Jack Heath is a prolific and much-awarded author. His favorite review that he’s received says “Kids love Jack Heath’s books and teachers and librarians studiously don’t ask if they’re good for them”. Like me, Jack believes that kids who don’t like reading haven’t met the right book yet. He’s funny. So are the kids who tell him the plots of his own books. His Minutes in Danger series each have short stories meant to be read within half an hour so reluctant readers can eat the elephant one bite at a time while discovering the action-packed stories are interconnected. Jack meets a lot of interested readers, which he enjoys, but it’s engaging with reluctant readers and disengaged children — like the child balancing a watch on his upper lip like a seal — that Jack finds really rewarding. Jack has a website.
All Harry Laing needs is a white lab coat to appear the epitome of a mad scientist but, instead, he’s the epitome of a mad poet with his friend, Shocktopus, from the cover of one of his books. Harry performed some of his poetry to much laughter, applause and repeated requests for recordings. Another book with Super Tap, Psycho Trolley and Wheel E Bin is in the planning stages. And he has a website.
Inspired by seeing joeys stuck behind a fence with their mothers on the other side, Kerry Malone writes about kangaroos in her backyard. Kids tell Kerry where they see kangaroos. Her book can be seen at markets and some good bookstores. Kerry has another novel planned with a ‘vision impaired’ protagonist who conceals her impairment by avoiding situations where she has to take her glasses off. Her website is here.

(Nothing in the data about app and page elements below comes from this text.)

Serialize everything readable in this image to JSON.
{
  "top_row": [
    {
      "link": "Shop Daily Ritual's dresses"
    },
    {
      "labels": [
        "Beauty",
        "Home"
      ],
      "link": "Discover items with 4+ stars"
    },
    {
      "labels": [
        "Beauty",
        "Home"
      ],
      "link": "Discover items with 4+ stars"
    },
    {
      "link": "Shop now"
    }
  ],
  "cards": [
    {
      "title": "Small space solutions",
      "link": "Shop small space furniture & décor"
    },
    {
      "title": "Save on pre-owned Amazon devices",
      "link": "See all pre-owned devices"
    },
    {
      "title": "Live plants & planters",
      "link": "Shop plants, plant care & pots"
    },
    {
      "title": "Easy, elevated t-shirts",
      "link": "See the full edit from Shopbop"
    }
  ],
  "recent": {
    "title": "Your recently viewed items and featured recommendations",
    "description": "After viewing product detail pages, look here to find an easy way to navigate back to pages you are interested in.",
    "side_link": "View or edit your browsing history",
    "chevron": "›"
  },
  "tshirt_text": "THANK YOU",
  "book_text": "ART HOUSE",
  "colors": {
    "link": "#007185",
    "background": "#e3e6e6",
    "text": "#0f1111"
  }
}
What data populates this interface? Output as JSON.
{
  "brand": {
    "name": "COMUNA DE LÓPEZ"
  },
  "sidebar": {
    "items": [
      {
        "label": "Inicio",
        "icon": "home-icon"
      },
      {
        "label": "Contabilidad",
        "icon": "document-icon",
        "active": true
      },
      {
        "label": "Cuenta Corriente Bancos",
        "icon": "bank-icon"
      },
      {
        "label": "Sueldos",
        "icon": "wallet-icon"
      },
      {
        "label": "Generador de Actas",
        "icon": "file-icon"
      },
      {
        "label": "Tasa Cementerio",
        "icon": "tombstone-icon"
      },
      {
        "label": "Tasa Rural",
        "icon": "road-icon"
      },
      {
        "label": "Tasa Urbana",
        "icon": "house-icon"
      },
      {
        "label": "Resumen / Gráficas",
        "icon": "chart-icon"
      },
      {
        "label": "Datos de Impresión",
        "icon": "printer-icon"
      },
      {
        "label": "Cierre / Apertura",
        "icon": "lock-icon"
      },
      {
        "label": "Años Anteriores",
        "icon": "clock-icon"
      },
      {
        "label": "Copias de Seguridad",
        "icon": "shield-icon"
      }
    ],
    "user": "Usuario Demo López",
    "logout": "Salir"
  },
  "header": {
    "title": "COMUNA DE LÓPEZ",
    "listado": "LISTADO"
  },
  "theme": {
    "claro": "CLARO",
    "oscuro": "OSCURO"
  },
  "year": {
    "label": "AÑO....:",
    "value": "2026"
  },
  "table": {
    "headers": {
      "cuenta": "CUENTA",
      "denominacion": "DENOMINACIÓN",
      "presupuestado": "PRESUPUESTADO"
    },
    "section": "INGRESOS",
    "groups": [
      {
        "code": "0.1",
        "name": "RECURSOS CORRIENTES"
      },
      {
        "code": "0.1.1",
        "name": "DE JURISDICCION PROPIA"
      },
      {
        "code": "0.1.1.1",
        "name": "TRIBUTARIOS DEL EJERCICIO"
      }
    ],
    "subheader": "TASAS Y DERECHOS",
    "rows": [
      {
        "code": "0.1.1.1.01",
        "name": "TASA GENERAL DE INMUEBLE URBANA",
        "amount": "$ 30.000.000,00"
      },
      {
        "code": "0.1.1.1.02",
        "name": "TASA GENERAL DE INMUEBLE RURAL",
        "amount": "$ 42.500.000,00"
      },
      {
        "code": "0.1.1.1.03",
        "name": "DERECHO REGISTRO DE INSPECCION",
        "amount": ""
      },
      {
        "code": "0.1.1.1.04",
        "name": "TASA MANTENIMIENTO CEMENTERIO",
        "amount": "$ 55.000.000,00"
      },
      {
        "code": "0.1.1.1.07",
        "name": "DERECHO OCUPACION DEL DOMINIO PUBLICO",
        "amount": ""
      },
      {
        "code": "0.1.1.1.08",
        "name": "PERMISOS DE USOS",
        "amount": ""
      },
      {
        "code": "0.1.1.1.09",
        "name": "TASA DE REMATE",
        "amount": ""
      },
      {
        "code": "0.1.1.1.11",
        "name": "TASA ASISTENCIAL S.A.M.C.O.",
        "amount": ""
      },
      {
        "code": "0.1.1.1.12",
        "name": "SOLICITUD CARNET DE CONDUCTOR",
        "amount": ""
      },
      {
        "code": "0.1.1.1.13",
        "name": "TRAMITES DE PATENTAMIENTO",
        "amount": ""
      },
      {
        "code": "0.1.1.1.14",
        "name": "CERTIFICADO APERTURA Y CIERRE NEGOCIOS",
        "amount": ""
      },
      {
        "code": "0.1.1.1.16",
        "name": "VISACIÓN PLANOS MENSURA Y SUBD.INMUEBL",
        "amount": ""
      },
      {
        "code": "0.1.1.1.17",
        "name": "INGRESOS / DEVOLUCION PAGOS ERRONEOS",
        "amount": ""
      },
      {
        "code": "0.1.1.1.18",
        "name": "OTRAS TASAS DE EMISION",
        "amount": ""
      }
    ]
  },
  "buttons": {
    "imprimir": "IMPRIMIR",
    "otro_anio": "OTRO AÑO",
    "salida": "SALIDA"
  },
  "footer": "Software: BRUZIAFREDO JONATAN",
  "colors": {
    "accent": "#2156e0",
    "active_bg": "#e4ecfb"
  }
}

Tania McCartney looks surprised (over on Instagram) because one of her books made its way to the Scots parliament. She has two books that have each been shortlisted or longlisted for awards. When she turned 40 she pined to reconnect with her artistic side (she’s been writing instead) so now she’s being published as an author/illustrator with a picture book about Australia. Her website with books she’s written is over here; the book she’s illustrated will be released late this year.
Cate Whittle brought Trouble: a green and yellow dragon about whom she’s written two books so far. Kim Gamble illustrated her books before he died. Cate’s friend was originally called ‘Dragon’ but his name changed. Her second book is illustrated by Stephen Michael King, honoring Kim’s vision but with his own interpretation. It’s sitting in the warehouse so launch date is imminent. Cate’s website is here.
Part of the wrap-up included a reminder of the upcoming CBCA shortlist talks coming in July as well as a quick look at the book covering the shortlist, with artwork by Shaun Tan in both color (on the front cover) and inside as a coloring-in work with clues linking the illustrated characters with shortlisted and notable books published over the past 70 years.
The event included an interval and opportunity to chat afterwards while I waited for the minion to pick me up. Everyone was welcoming and friendly so I can highly recommend joining and attending the CBCA if you have an interest in children’s literature. This was an evening well spent with good company and entertaining presentations. I look forward to the next event!
(My apologies: normally I’d post all my photos in this article but iPhotos is playing up and won’t show me my last import when I try to upload photos although they’re on the desktop when I go in through another ‘door’. However, all the photos are over on Instagram.)